• **TASK TO CARRY OUT**: Reproduce each line of the entries that carries "name".

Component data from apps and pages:
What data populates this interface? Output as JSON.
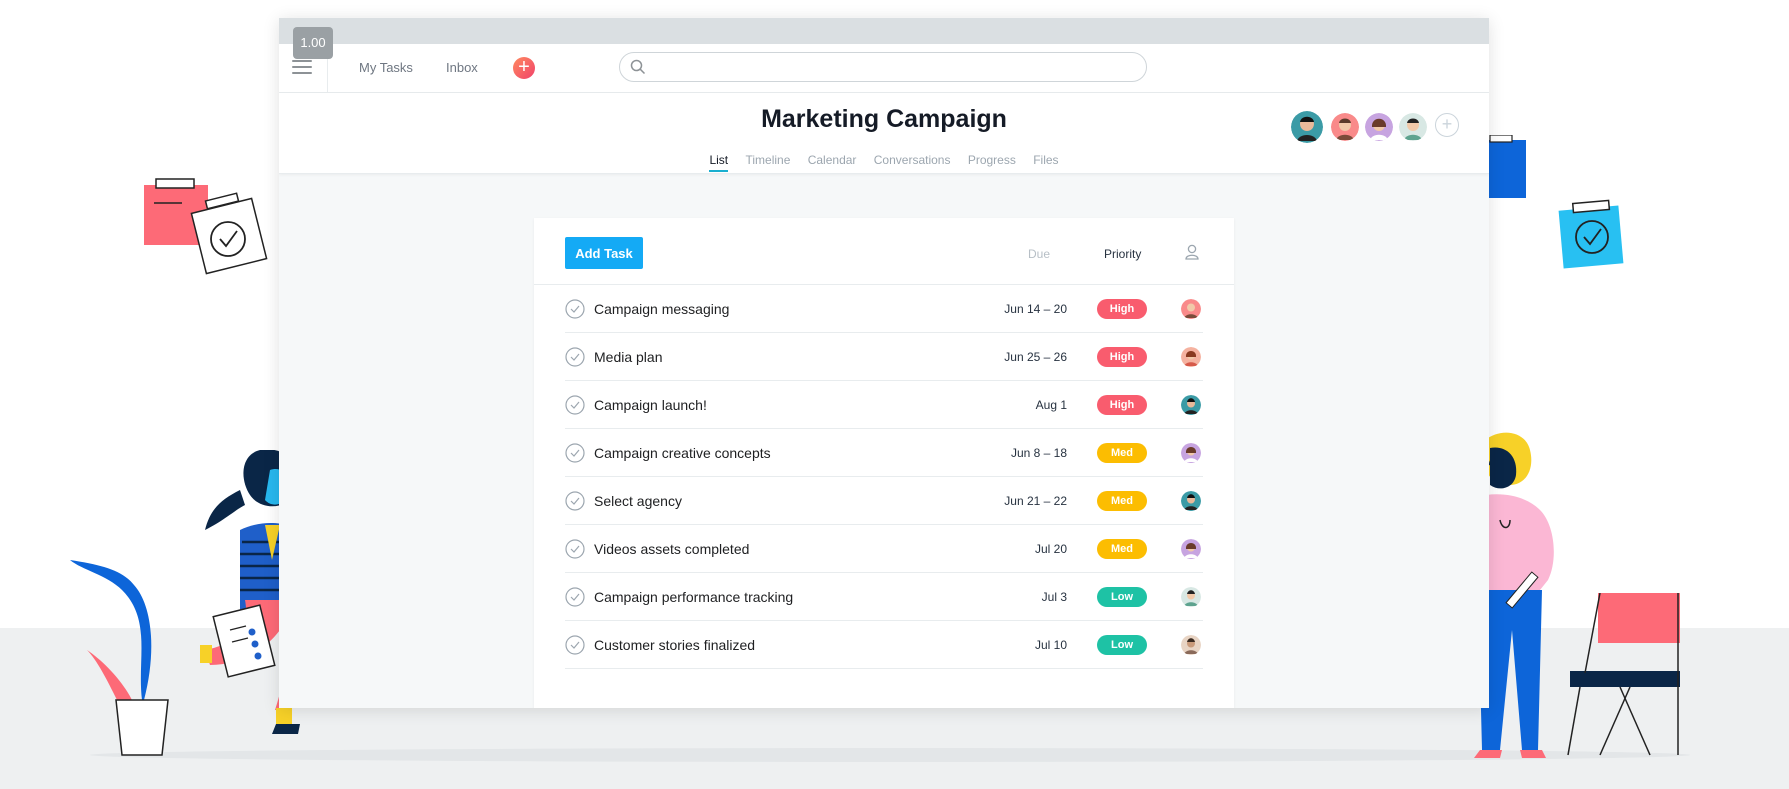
{
  "zoom_badge": "1.00",
  "topbar": {
    "my_tasks": "My Tasks",
    "inbox": "Inbox",
    "add_symbol": "+",
    "search_placeholder": ""
  },
  "project": {
    "title": "Marketing Campaign",
    "tabs": [
      {
        "label": "List",
        "active": true
      },
      {
        "label": "Timeline",
        "active": false
      },
      {
        "label": "Calendar",
        "active": false
      },
      {
        "label": "Conversations",
        "active": false
      },
      {
        "label": "Progress",
        "active": false
      },
      {
        "label": "Files",
        "active": false
      }
    ],
    "add_member_symbol": "+"
  },
  "list": {
    "add_task_label": "Add Task",
    "columns": {
      "due": "Due",
      "priority": "Priority"
    },
    "tasks": [
      {
        "name": "Campaign messaging",
        "due": "Jun 14 – 20",
        "priority": "High"
      },
      {
        "name": "Media plan",
        "due": "Jun 25 – 26",
        "priority": "High"
      },
      {
        "name": "Campaign launch!",
        "due": "Aug 1",
        "priority": "High"
      },
      {
        "name": "Campaign creative concepts",
        "due": "Jun 8 – 18",
        "priority": "Med"
      },
      {
        "name": "Select agency",
        "due": "Jun 21 – 22",
        "priority": "Med"
      },
      {
        "name": "Videos assets completed",
        "due": "Jul 20",
        "priority": "Med"
      },
      {
        "name": "Campaign performance tracking",
        "due": "Jul 3",
        "priority": "Low"
      },
      {
        "name": "Customer stories finalized",
        "due": "Jul 10",
        "priority": "Low"
      }
    ]
  },
  "colors": {
    "high": "#f95c6e",
    "med": "#fcbd01",
    "low": "#1ec2a5",
    "primary": "#14aaf5",
    "tab_underline": "#1aafd0"
  },
  "icons": {
    "menu": "hamburger-icon",
    "search": "search-icon",
    "check": "checkmark-circle-icon",
    "assignee": "person-icon",
    "add": "plus-icon"
  }
}
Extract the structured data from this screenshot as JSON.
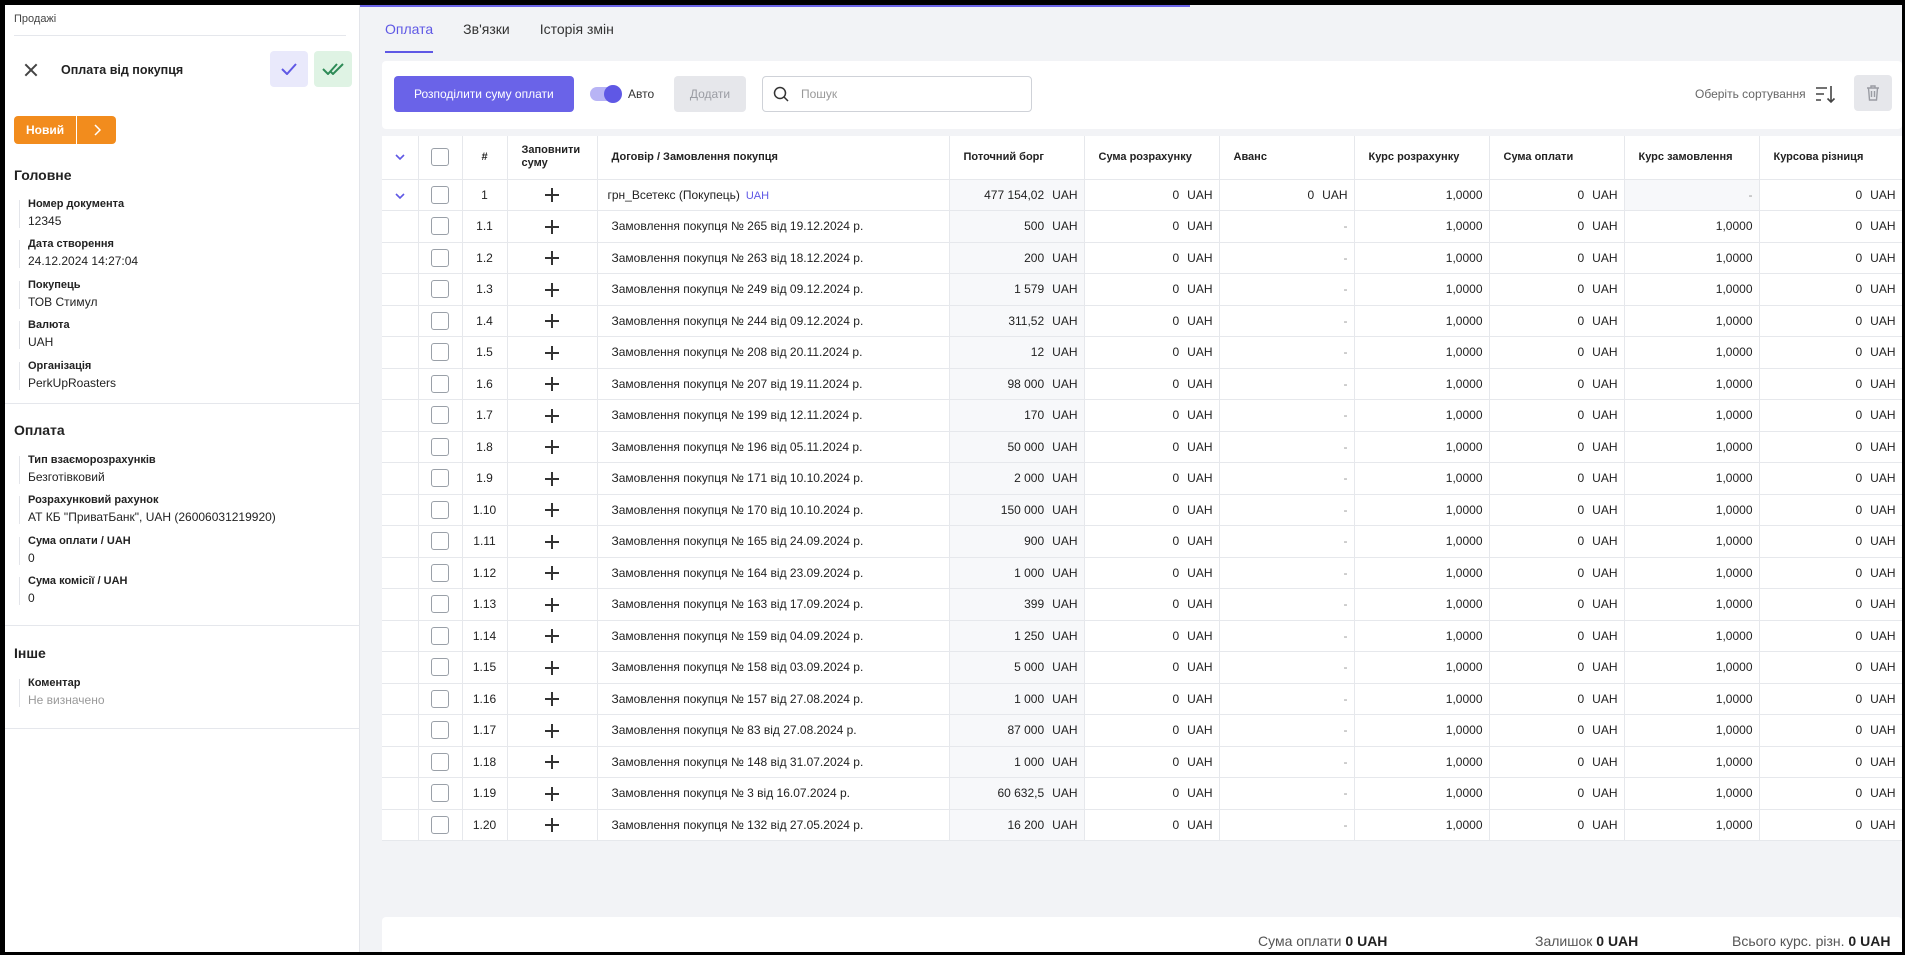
{
  "breadcrumb": "Продажі",
  "document_title": "Оплата від покупця",
  "status": {
    "label": "Новий"
  },
  "sections": {
    "main": {
      "title": "Головне",
      "fields": [
        {
          "label": "Номер документа",
          "value": "12345"
        },
        {
          "label": "Дата створення",
          "value": "24.12.2024 14:27:04"
        },
        {
          "label": "Покупець",
          "value": "ТОВ Стимул"
        },
        {
          "label": "Валюта",
          "value": "UAH"
        },
        {
          "label": "Організація",
          "value": "PerkUpRoasters"
        }
      ]
    },
    "payment": {
      "title": "Оплата",
      "fields": [
        {
          "label": "Тип взаєморозрахунків",
          "value": "Безготівковий"
        },
        {
          "label": "Розрахунковий рахунок",
          "value": "АТ КБ \"ПриватБанк\", UAH (26006031219920)"
        },
        {
          "label": "Сума оплати / UAH",
          "value": "0"
        },
        {
          "label": "Сума комісії / UAH",
          "value": "0"
        }
      ]
    },
    "other": {
      "title": "Інше",
      "fields": [
        {
          "label": "Коментар",
          "value": "Не визначено"
        }
      ]
    }
  },
  "tabs": [
    {
      "label": "Оплата",
      "active": true
    },
    {
      "label": "Зв'язки",
      "active": false
    },
    {
      "label": "Історія змін",
      "active": false
    }
  ],
  "toolbar": {
    "distribute_label": "Розподілити суму оплати",
    "auto_label": "Авто",
    "auto_on": true,
    "add_label": "Додати",
    "search_placeholder": "Пошук",
    "sort_label": "Оберіть сортування"
  },
  "table": {
    "headers": {
      "num": "#",
      "fill": "Заповнити суму",
      "contract": "Договір / Замовлення покупця",
      "debt": "Поточний борг",
      "calc_sum": "Сума розрахунку",
      "advance": "Аванс",
      "calc_rate": "Курс розрахунку",
      "pay_sum": "Сума оплати",
      "order_rate": "Курс замовлення",
      "rate_diff": "Курсова різниця"
    },
    "group": {
      "num": "1",
      "contract": "грн_Всетекс (Покупець)",
      "contract_currency": "UAH",
      "debt": "477 154,02",
      "calc_sum": "0",
      "advance": "0",
      "calc_rate": "1,0000",
      "pay_sum": "0",
      "order_rate": "-",
      "rate_diff": "0",
      "currency": "UAH"
    },
    "rows": [
      {
        "num": "1.1",
        "contract": "Замовлення покупця № 265 від 19.12.2024 р.",
        "debt": "500"
      },
      {
        "num": "1.2",
        "contract": "Замовлення покупця № 263 від 18.12.2024 р.",
        "debt": "200"
      },
      {
        "num": "1.3",
        "contract": "Замовлення покупця № 249 від 09.12.2024 р.",
        "debt": "1 579"
      },
      {
        "num": "1.4",
        "contract": "Замовлення покупця № 244 від 09.12.2024 р.",
        "debt": "311,52"
      },
      {
        "num": "1.5",
        "contract": "Замовлення покупця № 208 від 20.11.2024 р.",
        "debt": "12"
      },
      {
        "num": "1.6",
        "contract": "Замовлення покупця № 207 від 19.11.2024 р.",
        "debt": "98 000"
      },
      {
        "num": "1.7",
        "contract": "Замовлення покупця № 199 від 12.11.2024 р.",
        "debt": "170"
      },
      {
        "num": "1.8",
        "contract": "Замовлення покупця № 196 від 05.11.2024 р.",
        "debt": "50 000"
      },
      {
        "num": "1.9",
        "contract": "Замовлення покупця № 171 від 10.10.2024 р.",
        "debt": "2 000"
      },
      {
        "num": "1.10",
        "contract": "Замовлення покупця № 170 від 10.10.2024 р.",
        "debt": "150 000"
      },
      {
        "num": "1.11",
        "contract": "Замовлення покупця № 165 від 24.09.2024 р.",
        "debt": "900"
      },
      {
        "num": "1.12",
        "contract": "Замовлення покупця № 164 від 23.09.2024 р.",
        "debt": "1 000"
      },
      {
        "num": "1.13",
        "contract": "Замовлення покупця № 163 від 17.09.2024 р.",
        "debt": "399"
      },
      {
        "num": "1.14",
        "contract": "Замовлення покупця № 159 від 04.09.2024 р.",
        "debt": "1 250"
      },
      {
        "num": "1.15",
        "contract": "Замовлення покупця № 158 від 03.09.2024 р.",
        "debt": "5 000"
      },
      {
        "num": "1.16",
        "contract": "Замовлення покупця № 157 від 27.08.2024 р.",
        "debt": "1 000"
      },
      {
        "num": "1.17",
        "contract": "Замовлення покупця № 83 від 27.08.2024 р.",
        "debt": "87 000"
      },
      {
        "num": "1.18",
        "contract": "Замовлення покупця № 148 від 31.07.2024 р.",
        "debt": "1 000"
      },
      {
        "num": "1.19",
        "contract": "Замовлення покупця № 3 від 16.07.2024 р.",
        "debt": "60 632,5"
      },
      {
        "num": "1.20",
        "contract": "Замовлення покупця № 132 від 27.05.2024 р.",
        "debt": "16 200"
      }
    ],
    "row_defaults": {
      "currency": "UAH",
      "calc_sum": "0",
      "advance": "-",
      "calc_rate": "1,0000",
      "pay_sum": "0",
      "order_rate": "1,0000",
      "rate_diff": "0"
    }
  },
  "footer": {
    "pay_sum_label": "Сума оплати",
    "pay_sum_value": "0 UAH",
    "remainder_label": "Залишок",
    "remainder_value": "0 UAH",
    "total_diff_label": "Всього курс. різн.",
    "total_diff_value": "0 UAH"
  },
  "colors": {
    "accent": "#6a63e8",
    "status_new": "#f28c1d",
    "confirm_bg": "#e9e9fb",
    "confirm_all_bg": "#dff3e4"
  },
  "icons": [
    "close-icon",
    "check-icon",
    "double-check-icon",
    "chevron-right-icon",
    "search-icon",
    "sort-icon",
    "trash-icon",
    "chevron-down-icon",
    "plus-icon"
  ]
}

• **RESPONSE**:
        "name": "Campaign messaging",
        "name": "Media plan",
        "name": "Campaign launch!",
        "name": "Campaign creative concepts",
        "name": "Select agency",
        "name": "Videos assets completed",
        "name": "Campaign performance tracking",
        "name": "Customer stories finalized",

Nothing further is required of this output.